Material provided ->
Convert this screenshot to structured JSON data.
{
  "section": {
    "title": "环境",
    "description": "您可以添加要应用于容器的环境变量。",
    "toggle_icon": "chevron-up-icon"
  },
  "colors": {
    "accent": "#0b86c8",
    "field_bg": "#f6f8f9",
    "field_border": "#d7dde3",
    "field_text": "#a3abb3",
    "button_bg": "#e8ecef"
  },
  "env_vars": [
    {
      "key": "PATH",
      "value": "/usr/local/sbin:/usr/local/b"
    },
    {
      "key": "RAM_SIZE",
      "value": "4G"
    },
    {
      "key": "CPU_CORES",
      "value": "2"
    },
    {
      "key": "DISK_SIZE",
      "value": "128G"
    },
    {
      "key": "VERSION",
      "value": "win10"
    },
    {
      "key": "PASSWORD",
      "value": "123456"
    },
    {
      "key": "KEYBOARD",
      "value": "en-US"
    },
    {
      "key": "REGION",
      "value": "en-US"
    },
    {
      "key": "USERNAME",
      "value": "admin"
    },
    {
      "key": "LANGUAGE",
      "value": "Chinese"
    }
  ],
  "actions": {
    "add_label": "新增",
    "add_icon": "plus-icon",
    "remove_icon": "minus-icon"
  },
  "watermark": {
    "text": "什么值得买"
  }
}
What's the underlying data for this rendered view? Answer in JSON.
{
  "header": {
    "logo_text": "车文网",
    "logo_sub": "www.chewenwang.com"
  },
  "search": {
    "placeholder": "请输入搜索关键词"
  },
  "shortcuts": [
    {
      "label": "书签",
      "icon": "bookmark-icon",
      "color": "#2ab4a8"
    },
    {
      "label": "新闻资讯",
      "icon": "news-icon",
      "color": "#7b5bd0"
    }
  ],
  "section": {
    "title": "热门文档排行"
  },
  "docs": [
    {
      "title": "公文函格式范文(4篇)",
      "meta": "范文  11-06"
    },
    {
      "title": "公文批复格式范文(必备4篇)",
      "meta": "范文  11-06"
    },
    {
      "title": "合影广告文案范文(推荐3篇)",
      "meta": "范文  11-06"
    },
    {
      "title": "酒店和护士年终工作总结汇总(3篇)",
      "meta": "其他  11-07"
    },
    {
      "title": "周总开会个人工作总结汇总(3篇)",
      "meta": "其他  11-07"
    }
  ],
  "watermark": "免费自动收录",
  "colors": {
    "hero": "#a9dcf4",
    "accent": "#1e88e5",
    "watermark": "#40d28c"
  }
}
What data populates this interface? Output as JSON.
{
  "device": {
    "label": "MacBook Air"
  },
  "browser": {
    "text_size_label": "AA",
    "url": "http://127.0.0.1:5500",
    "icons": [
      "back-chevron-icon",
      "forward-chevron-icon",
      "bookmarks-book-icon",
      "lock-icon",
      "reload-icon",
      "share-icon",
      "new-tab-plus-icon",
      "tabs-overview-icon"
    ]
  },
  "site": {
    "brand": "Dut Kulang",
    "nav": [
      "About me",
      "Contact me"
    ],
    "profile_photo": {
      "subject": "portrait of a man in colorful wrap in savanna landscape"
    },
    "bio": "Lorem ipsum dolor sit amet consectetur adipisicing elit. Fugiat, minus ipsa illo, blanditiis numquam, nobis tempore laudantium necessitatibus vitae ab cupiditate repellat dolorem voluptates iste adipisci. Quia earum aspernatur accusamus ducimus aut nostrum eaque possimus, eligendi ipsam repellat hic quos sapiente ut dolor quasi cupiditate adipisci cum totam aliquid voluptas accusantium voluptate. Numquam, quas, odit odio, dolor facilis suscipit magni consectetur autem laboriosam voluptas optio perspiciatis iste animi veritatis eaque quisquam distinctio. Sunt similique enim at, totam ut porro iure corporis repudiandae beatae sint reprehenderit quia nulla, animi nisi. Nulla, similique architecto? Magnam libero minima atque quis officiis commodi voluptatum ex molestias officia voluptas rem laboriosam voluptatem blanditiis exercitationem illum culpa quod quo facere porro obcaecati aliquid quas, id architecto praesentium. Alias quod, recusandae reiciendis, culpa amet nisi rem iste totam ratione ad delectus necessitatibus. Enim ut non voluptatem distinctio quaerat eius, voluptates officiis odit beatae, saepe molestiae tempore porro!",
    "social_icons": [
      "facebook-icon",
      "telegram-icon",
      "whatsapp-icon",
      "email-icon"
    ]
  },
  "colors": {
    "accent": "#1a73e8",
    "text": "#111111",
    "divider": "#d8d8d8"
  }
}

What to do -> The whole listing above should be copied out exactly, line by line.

Solution below ->
Convert this screenshot to structured JSON data.
{
  "section": {
    "title": "环境",
    "description": "您可以添加要应用于容器的环境变量。",
    "toggle_icon": "chevron-up-icon"
  },
  "colors": {
    "accent": "#0b86c8",
    "field_bg": "#f6f8f9",
    "field_border": "#d7dde3",
    "field_text": "#a3abb3",
    "button_bg": "#e8ecef"
  },
  "env_vars": [
    {
      "key": "PATH",
      "value": "/usr/local/sbin:/usr/local/b"
    },
    {
      "key": "RAM_SIZE",
      "value": "4G"
    },
    {
      "key": "CPU_CORES",
      "value": "2"
    },
    {
      "key": "DISK_SIZE",
      "value": "128G"
    },
    {
      "key": "VERSION",
      "value": "win10"
    },
    {
      "key": "PASSWORD",
      "value": "123456"
    },
    {
      "key": "KEYBOARD",
      "value": "en-US"
    },
    {
      "key": "REGION",
      "value": "en-US"
    },
    {
      "key": "USERNAME",
      "value": "admin"
    },
    {
      "key": "LANGUAGE",
      "value": "Chinese"
    }
  ],
  "actions": {
    "add_label": "新增",
    "add_icon": "plus-icon",
    "remove_icon": "minus-icon"
  },
  "watermark": {
    "text": "什么值得买"
  }
}
What's the underlying data for this rendered view? Answer in JSON.
{
  "header": {
    "logo_text": "车文网",
    "logo_sub": "www.chewenwang.com"
  },
  "search": {
    "placeholder": "请输入搜索关键词"
  },
  "shortcuts": [
    {
      "label": "书签",
      "icon": "bookmark-icon",
      "color": "#2ab4a8"
    },
    {
      "label": "新闻资讯",
      "icon": "news-icon",
      "color": "#7b5bd0"
    }
  ],
  "section": {
    "title": "热门文档排行"
  },
  "docs": [
    {
      "title": "公文函格式范文(4篇)",
      "meta": "范文  11-06"
    },
    {
      "title": "公文批复格式范文(必备4篇)",
      "meta": "范文  11-06"
    },
    {
      "title": "合影广告文案范文(推荐3篇)",
      "meta": "范文  11-06"
    },
    {
      "title": "酒店和护士年终工作总结汇总(3篇)",
      "meta": "其他  11-07"
    },
    {
      "title": "周总开会个人工作总结汇总(3篇)",
      "meta": "其他  11-07"
    }
  ],
  "watermark": "免费自动收录",
  "colors": {
    "hero": "#a9dcf4",
    "accent": "#1e88e5",
    "watermark": "#40d28c"
  }
}
What data populates this interface? Output as JSON.
{
  "device": {
    "label": "MacBook Air"
  },
  "browser": {
    "text_size_label": "AA",
    "url": "http://127.0.0.1:5500",
    "icons": [
      "back-chevron-icon",
      "forward-chevron-icon",
      "bookmarks-book-icon",
      "lock-icon",
      "reload-icon",
      "share-icon",
      "new-tab-plus-icon",
      "tabs-overview-icon"
    ]
  },
  "site": {
    "brand": "Dut Kulang",
    "nav": [
      "About me",
      "Contact me"
    ],
    "profile_photo": {
      "subject": "portrait of a man in colorful wrap in savanna landscape"
    },
    "bio": "Lorem ipsum dolor sit amet consectetur adipisicing elit. Fugiat, minus ipsa illo, blanditiis numquam, nobis tempore laudantium necessitatibus vitae ab cupiditate repellat dolorem voluptates iste adipisci. Quia earum aspernatur accusamus ducimus aut nostrum eaque possimus, eligendi ipsam repellat hic quos sapiente ut dolor quasi cupiditate adipisci cum totam aliquid voluptas accusantium voluptate. Numquam, quas, odit odio, dolor facilis suscipit magni consectetur autem laboriosam voluptas optio perspiciatis iste animi veritatis eaque quisquam distinctio. Sunt similique enim at, totam ut porro iure corporis repudiandae beatae sint reprehenderit quia nulla, animi nisi. Nulla, similique architecto? Magnam libero minima atque quis officiis commodi voluptatum ex molestias officia voluptas rem laboriosam voluptatem blanditiis exercitationem illum culpa quod quo facere porro obcaecati aliquid quas, id architecto praesentium. Alias quod, recusandae reiciendis, culpa amet nisi rem iste totam ratione ad delectus necessitatibus. Enim ut non voluptatem distinctio quaerat eius, voluptates officiis odit beatae, saepe molestiae tempore porro!",
    "social_icons": [
      "facebook-icon",
      "telegram-icon",
      "whatsapp-icon",
      "email-icon"
    ]
  },
  "colors": {
    "accent": "#1a73e8",
    "text": "#111111",
    "divider": "#d8d8d8"
  }
}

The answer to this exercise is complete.